            Who said so?

            Such is the way of the world.

An ADJECTIVE is a descriptive word that qualities and describes nouns as in:

            a cold day

            a heavy shower

Adjectives occur in two main positions in a sentence, before nouns as in the above examples and after verbs like BE, BECOME, GROW, SEEM:

            He is tall.

            He became angry.

            He grew fiercer.

            He seems content.

Adjectives can thus fill such frames as:

            (The) …. Men seemed very …..

            (The) ….. bread is not very …..

A VERB is often defined as a ‘doing’ word, a word that expresses an action:

            John climbed a tree.

a process:

            John turned green.

or a state:

            John resembles his mother.

Verbs fit into such frames as:

            They ……….

            Did he ….. that?

            We might …..

            She is …… ing.

There are two main types of verbs in English, headverbs and auxiliaries. A few examples will illustrate this. In sentences such as:

            He hasn’t seen me.

            He was seen.

            He didn’t see me.

            He might see me tomorrow.

the various forms of SEE are known as the headverb whereas has, was, did and might are called auxiliary verbs because they help to make more precise the information carried by the headverb.
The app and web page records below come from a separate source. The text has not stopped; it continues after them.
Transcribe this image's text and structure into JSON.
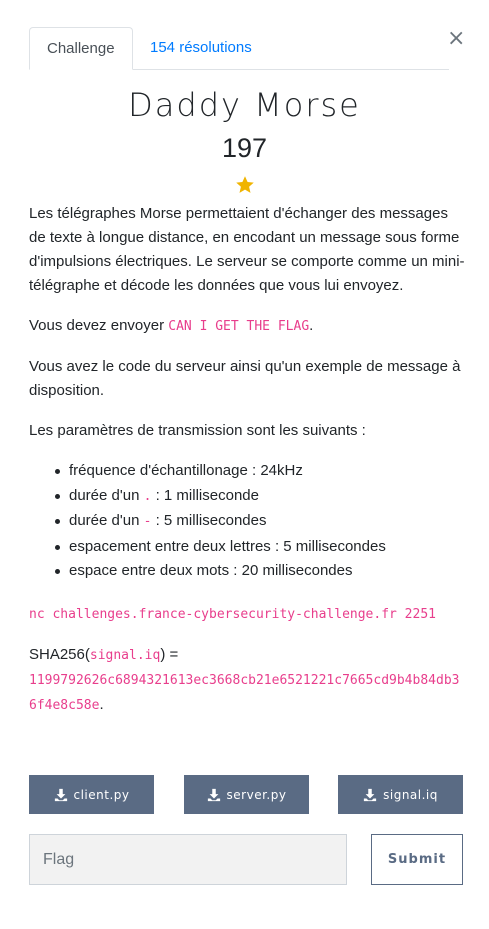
{
  "tabs": [
    {
      "label": "Challenge",
      "active": true
    },
    {
      "label": "154 résolutions",
      "active": false
    }
  ],
  "close_glyph": "×",
  "challenge": {
    "title": "Daddy Morse",
    "points": "197",
    "star_icon": "star-icon",
    "star_color": "#f0b400"
  },
  "description": {
    "p1": "Les télégraphes Morse permettaient d'échanger des messages de texte à longue distance, en encodant un message sous forme d'impulsions électriques. Le serveur se comporte comme un mini-télégraphe et décode les données que vous lui envoyez.",
    "p2_pre": "Vous devez envoyer ",
    "p2_code": "CAN I GET THE FLAG",
    "p2_post": ".",
    "p3": "Vous avez le code du serveur ainsi qu'un exemple de message à disposition.",
    "p4": "Les paramètres de transmission sont les suivants :",
    "params": [
      {
        "pre": "fréquence d'échantillonage : 24kHz",
        "code": "",
        "post": ""
      },
      {
        "pre": "durée d'un ",
        "code": ".",
        "post": " : 1 milliseconde"
      },
      {
        "pre": "durée d'un ",
        "code": "-",
        "post": " : 5 millisecondes"
      },
      {
        "pre": "espacement entre deux lettres : 5 millisecondes",
        "code": "",
        "post": ""
      },
      {
        "pre": "espace entre deux mots : 20 millisecondes",
        "code": "",
        "post": ""
      }
    ],
    "command": "nc challenges.france-cybersecurity-challenge.fr 2251",
    "sha_pre": "SHA256(",
    "sha_file": "signal.iq",
    "sha_post": ") =",
    "sha_value": "1199792626c6894321613ec3668cb21e6521221c7665cd9b4b84db36f4e8c58e",
    "sha_end": "."
  },
  "downloads": [
    {
      "label": "client.py",
      "icon": "download-icon"
    },
    {
      "label": "server.py",
      "icon": "download-icon"
    },
    {
      "label": "signal.iq",
      "icon": "download-icon"
    }
  ],
  "flag_form": {
    "placeholder": "Flag",
    "submit_label": "Submit"
  },
  "colors": {
    "accent": "#5a6b84",
    "link": "#007bff",
    "code": "#e83e8c"
  }
}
In English it is possible to have a maximum of four auxiliaries in the one verb phrase:

            He may have been being followed.

Verbs that can replace ‘may’ are called ‘modals’; HAVE, in this context, is the ‘perfective auxiliary’; the first BE is used to form ‘passive’. There is one other auxiliary in English, often called the ‘dummy auxiliary’ because it has little meaning but a great deal of structural significance. In the absence of other auxiliaries, DO is used to turn positive statements into negatives or to create questions:

            I like him.

            I do not (don’t) like him.

            Do you like him?

            Do you not (Don’t you) like him?

An ADVERB is used to modify a verb, an adjective, a sentence or another adverb:

            John talked strangely

            He is dangerously ill.

            He was, however, the best person for the job.

            He talked very strangely.

Adverbs fit into such test frames as:

            He ran very ……

            He is …… intelligent.

A PREPOSITION is a function word, such as at, by, for, from, to and with. Prepositions are always followed by a noun, a noun phrase or a pronoun.

            He talked to John.

            He arrived with another man.

            He did it for me.

Prepositions fir into such test frames as:

            Who went …… John.

            Do it ……. me.

A CONJUCNTION is, as its name suggests, a ‘joining’ word. There are two types of conjunctions: co-ordinating conjunctions such as and, but, so, which join units of equal significance in a sentence:

            John and Mary ran upstairs.

            Give the parcel to John but give the money to Mary.

and subordinating conjunctions which join subordinate clauses to a main clause:

            He wouldn’t tell me why he did it.

            He said that he was tired.

An EXCLAMATION may be described as an involuntary utterance expressing fear, pain, surprise:

            Good lord!

            Heavens above!

            Oh dear!

The term ‘interjection’ is often reserved for monosyllabic utterances such as: Oh! Wow! Ouch!

   In the written medium, both exclamations and interjections are marked by exclamation marks.


The foregoing survey is a superficial account of how words function in English. It will guide the student in making decisions about word classes as long as it is remembered that each word must be judged in a specific context. Only context tells that any is a determiner in the first sentence and a pronoun in the second:

            Have you any wool?

            Have you any?

That up is a preposition in the first sentence below, an adverb in the second and a verb in the third:

            It ran up the clock.

            I can’t get up.

            He has decided to up his prices.